    In late February, the headline of a news commentary website that receives more than 2.8 million monthly visitors announced, “Jews Destroy Another One of Their Own Graveyards to Blame Trump.” With only a headline, this site can achieve something no hate group could have accomplished twenty years ago: It can connect with a massive audience. Looking at the most-visited websites of what were once diminished movements – white supremacists, xenophobic militants, and Holocaust deniers, to name a few – reveals a much-revitalized online culture. To whom, and how many, this latest conspiracy may travel is, in part, the story of “fake news,” the phenomenon in which biased propaganda is disseminated as if it were objective journalism in an attempt to corrupt public opinion. Today’s radical right is also remaking its profile, swapping swastikas and white-power rock for political blogs and news forums. The trappings may have changed, but the bigotry remains. Hate rhetoric repackaged as politics and housed in websites that look just like any other online blog can attract, or even persuade, more moderate ideologues to wade into extremist waters. This “user-friendly” hate community is joining forces in a way that could never happen in the offline world. Thanks in part to this connectedness, these poisoned narratives are now spreading well beyond racist websites.

  • If surveillance cameras are to be kept in line, the rules will have to keep pace with technology

    The growing prevalence of cameras and greater understanding of the many ways in which we are surveilled has led many – including the current commissioner, Tony Porter, to voice concern that Britain is “sleepwalking into a surveillance state”. This raises critical questions about whether we can be confident that all these cameras are being used in a way the public would approve of – and if not, whether regulation can force CCTV operators into line. In the future, surveillance camera processes will become more opaque, more sophisticated, and potentially integrated with data from a variety of sources, including social media, meaning decisions about who to survey and who determines intensive surveillance will be determined by big data and algorithms. Any regulatory framework that does not or cannot keep up with the pace of change will soon become worthless.

  • Predicting crime knowledge states in the human brain

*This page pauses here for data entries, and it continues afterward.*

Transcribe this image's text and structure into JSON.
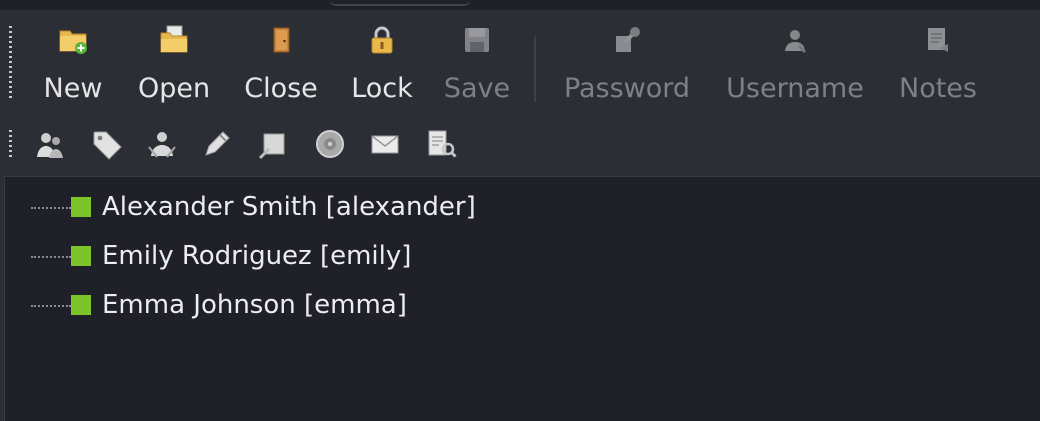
{
  "toolbar": {
    "buttons": [
      {
        "label": "New",
        "icon": "new-folder-icon",
        "enabled": true
      },
      {
        "label": "Open",
        "icon": "open-folder-icon",
        "enabled": true
      },
      {
        "label": "Close",
        "icon": "door-icon",
        "enabled": true
      },
      {
        "label": "Lock",
        "icon": "lock-icon",
        "enabled": true
      },
      {
        "label": "Save",
        "icon": "save-icon",
        "enabled": false
      },
      {
        "label": "Password",
        "icon": "key-icon",
        "enabled": false
      },
      {
        "label": "Username",
        "icon": "user-icon",
        "enabled": false
      },
      {
        "label": "Notes",
        "icon": "notes-icon",
        "enabled": false
      }
    ]
  },
  "entry_toolbar": {
    "icons": [
      "users-icon",
      "tag-icon",
      "user-group-icon",
      "key-edit-icon",
      "copy-icon",
      "disc-icon",
      "email-icon",
      "search-doc-icon"
    ]
  },
  "tree": {
    "entries": [
      {
        "label": "Alexander Smith [alexander]"
      },
      {
        "label": "Emily Rodriguez [emily]"
      },
      {
        "label": "Emma Johnson [emma]"
      }
    ]
  },
  "colors": {
    "background": "#2c2e35",
    "tree_background": "#1f2028",
    "entry_marker": "#7dc42a",
    "folder_yellow": "#e8b84a"
  }
}
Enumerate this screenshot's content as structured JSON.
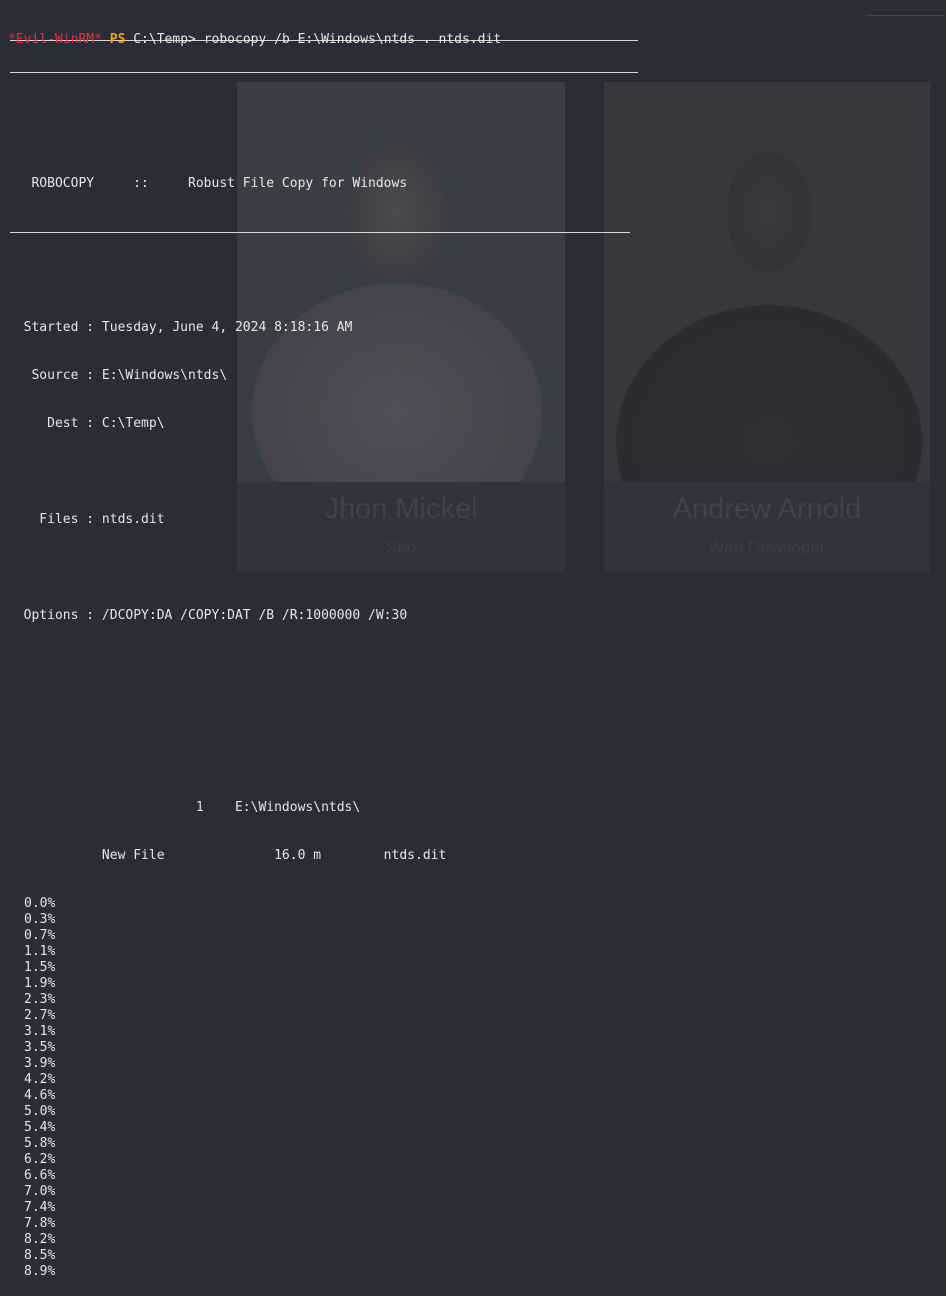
{
  "background_site": {
    "cards": [
      {
        "name": "Jhon Mickel",
        "role": "Seo"
      },
      {
        "name": "Andrew Arnold",
        "role": "Web Developer"
      }
    ]
  },
  "terminal": {
    "prompt_tag": "*Evil-WinRM*",
    "prompt_ps": "PS",
    "prompt_cwd": "C:\\Temp>",
    "command": "robocopy /b E:\\Windows\\ntds . ntds.dit",
    "header_line": "   ROBOCOPY     ::     Robust File Copy for Windows",
    "started": "  Started : Tuesday, June 4, 2024 8:18:16 AM",
    "source": "   Source : E:\\Windows\\ntds\\",
    "dest": "     Dest : C:\\Temp\\",
    "files": "    Files : ntds.dit",
    "options": "  Options : /DCOPY:DA /COPY:DAT /B /R:1000000 /W:30",
    "dir_line": "                        1    E:\\Windows\\ntds\\",
    "file_line": "            New File              16.0 m        ntds.dit",
    "progress": [
      "0.0%",
      "0.3%",
      "0.7%",
      "1.1%",
      "1.5%",
      "1.9%",
      "2.3%",
      "2.7%",
      "3.1%",
      "3.5%",
      "3.9%",
      "4.2%",
      "4.6%",
      "5.0%",
      "5.4%",
      "5.8%",
      "6.2%",
      "6.6%",
      "7.0%",
      "7.4%",
      "7.8%",
      "8.2%",
      "8.5%",
      "8.9%"
    ]
  },
  "colors": {
    "background": "#2a2c37",
    "prompt_tag": "#e0333a",
    "prompt_ps": "#f2a01a",
    "text": "#e6e6e6"
  }
}
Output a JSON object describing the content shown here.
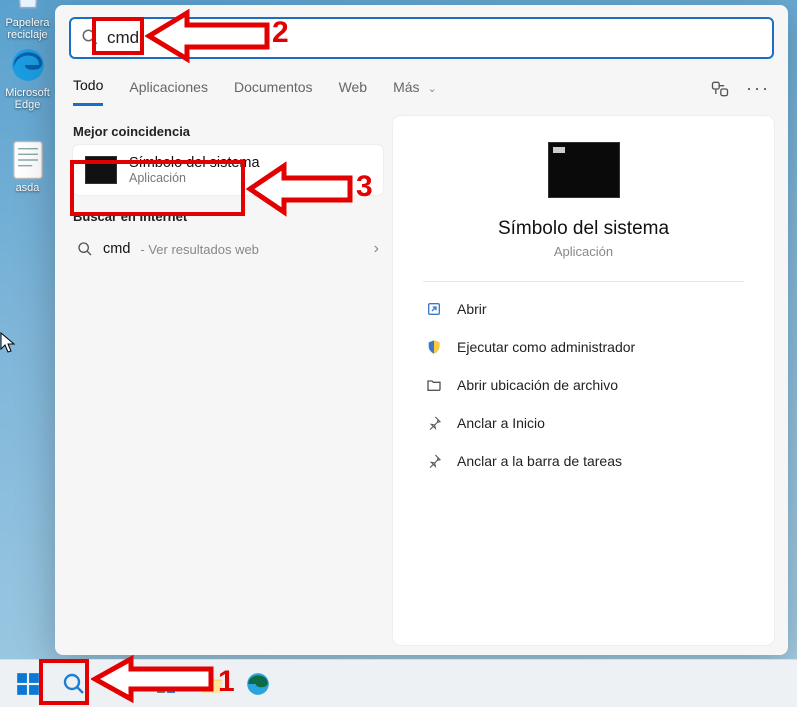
{
  "desktop": {
    "recycle_label": "Papelera reciclaje",
    "edge_label": "Microsoft Edge",
    "doc_label": "asda"
  },
  "search": {
    "value": "cmd",
    "tabs": {
      "todo": "Todo",
      "apps": "Aplicaciones",
      "docs": "Documentos",
      "web": "Web",
      "more": "Más"
    },
    "best_match_header": "Mejor coincidencia",
    "internet_header": "Buscar en Internet",
    "match": {
      "title": "Símbolo del sistema",
      "subtitle": "Aplicación"
    },
    "web": {
      "term": "cmd",
      "hint": " - Ver resultados web"
    },
    "preview": {
      "title": "Símbolo del sistema",
      "subtitle": "Aplicación"
    },
    "actions": {
      "open": "Abrir",
      "admin": "Ejecutar como administrador",
      "loc": "Abrir ubicación de archivo",
      "pin_start": "Anclar a Inicio",
      "pin_task": "Anclar a la barra de tareas"
    }
  },
  "annotations": {
    "n1": "1",
    "n2": "2",
    "n3": "3"
  }
}
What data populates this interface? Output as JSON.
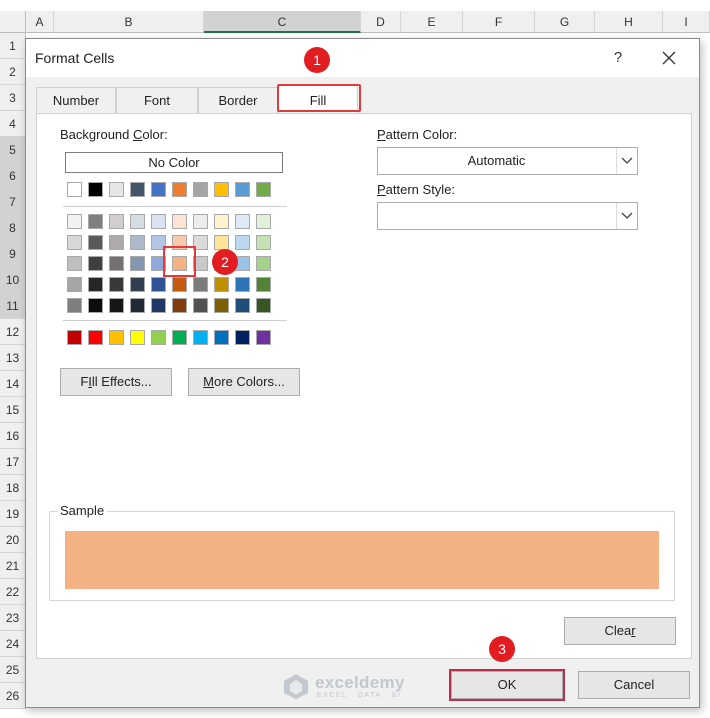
{
  "sheet": {
    "columns": [
      "A",
      "B",
      "C",
      "D",
      "E",
      "F",
      "G",
      "H",
      "I"
    ],
    "selected_column": "C",
    "rows": [
      "1",
      "2",
      "3",
      "4",
      "5",
      "6",
      "7",
      "8",
      "9",
      "10",
      "11",
      "12",
      "13",
      "14",
      "15",
      "16",
      "17",
      "18",
      "19",
      "20",
      "21",
      "22",
      "23",
      "24",
      "25",
      "26"
    ],
    "selected_rows": [
      "5",
      "6",
      "7",
      "8",
      "9",
      "10",
      "11"
    ]
  },
  "dialog": {
    "title": "Format Cells",
    "help_label": "?",
    "tabs": [
      {
        "label": "Number"
      },
      {
        "label": "Font"
      },
      {
        "label": "Border"
      },
      {
        "label": "Fill"
      }
    ],
    "active_tab": "Fill",
    "background_color_label_pre": "Background ",
    "background_color_label_key": "C",
    "background_color_label_post": "olor:",
    "no_color_label": "No Color",
    "theme_top_row": [
      "#ffffff",
      "#000000",
      "#e7e6e6",
      "#44546a",
      "#4472c4",
      "#ed7d31",
      "#a5a5a5",
      "#ffc000",
      "#5b9bd5",
      "#70ad47"
    ],
    "theme_shades": [
      [
        "#f2f2f2",
        "#7f7f7f",
        "#d0cece",
        "#d6dce4",
        "#d9e2f3",
        "#fbe4d5",
        "#ededed",
        "#fff2cc",
        "#deebf6",
        "#e2efd9"
      ],
      [
        "#d8d8d8",
        "#595959",
        "#aeaaaa",
        "#adb9ca",
        "#b4c6e7",
        "#f7caac",
        "#dbdbdb",
        "#fee599",
        "#bdd7ee",
        "#c5e0b3"
      ],
      [
        "#bfbfbf",
        "#3f3f3f",
        "#757070",
        "#8496b0",
        "#8eaadb",
        "#f4b183",
        "#c9c9c9",
        "#ffd965",
        "#9cc3e5",
        "#a8d08d"
      ],
      [
        "#a5a5a5",
        "#262626",
        "#3a3838",
        "#323f4f",
        "#2f5496",
        "#c55a11",
        "#7b7b7b",
        "#bf8f00",
        "#2e75b5",
        "#538135"
      ],
      [
        "#7f7f7f",
        "#0c0c0c",
        "#161616",
        "#222a35",
        "#1f3864",
        "#833c0b",
        "#525252",
        "#7f6000",
        "#1e4e79",
        "#375623"
      ]
    ],
    "standard_colors": [
      "#c00000",
      "#ff0000",
      "#ffc000",
      "#ffff00",
      "#92d050",
      "#00b050",
      "#00b0f0",
      "#0070c0",
      "#002060",
      "#7030a0"
    ],
    "selected_color": "#f4b183",
    "fill_effects_pre": "",
    "fill_effects_key": "I",
    "fill_effects_post": "ll Effects...",
    "fill_effects_prefix": "F",
    "more_colors_key": "M",
    "more_colors_post": "ore Colors...",
    "pattern_color_pre": "",
    "pattern_color_key": "P",
    "pattern_color_post": "attern Color:",
    "pattern_color_value": "Automatic",
    "pattern_style_key": "P",
    "pattern_style_post": "attern Style:",
    "pattern_style_value": "",
    "sample_label": "Sample",
    "sample_color": "#f4b183",
    "clear_pre": "Clea",
    "clear_key": "r",
    "ok_label": "OK",
    "cancel_label": "Cancel"
  },
  "badges": [
    "1",
    "2",
    "3"
  ],
  "badge_color": "#e21d22",
  "watermark": {
    "name": "exceldemy",
    "tagline": "EXCEL · DATA · BI"
  }
}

    Judges and juries always ponder whether people act “knowingly” or “recklessly” during criminal activity — and neuroscience has had little to add to the conversation. But now, researchers have discovered that brain imaging can determine whether someone is acting in a state of knowledge about a crime — which brings about stiffer penalties — or a state of recklessness, which even in capital crimes such as homicide, calls for less severe sentences.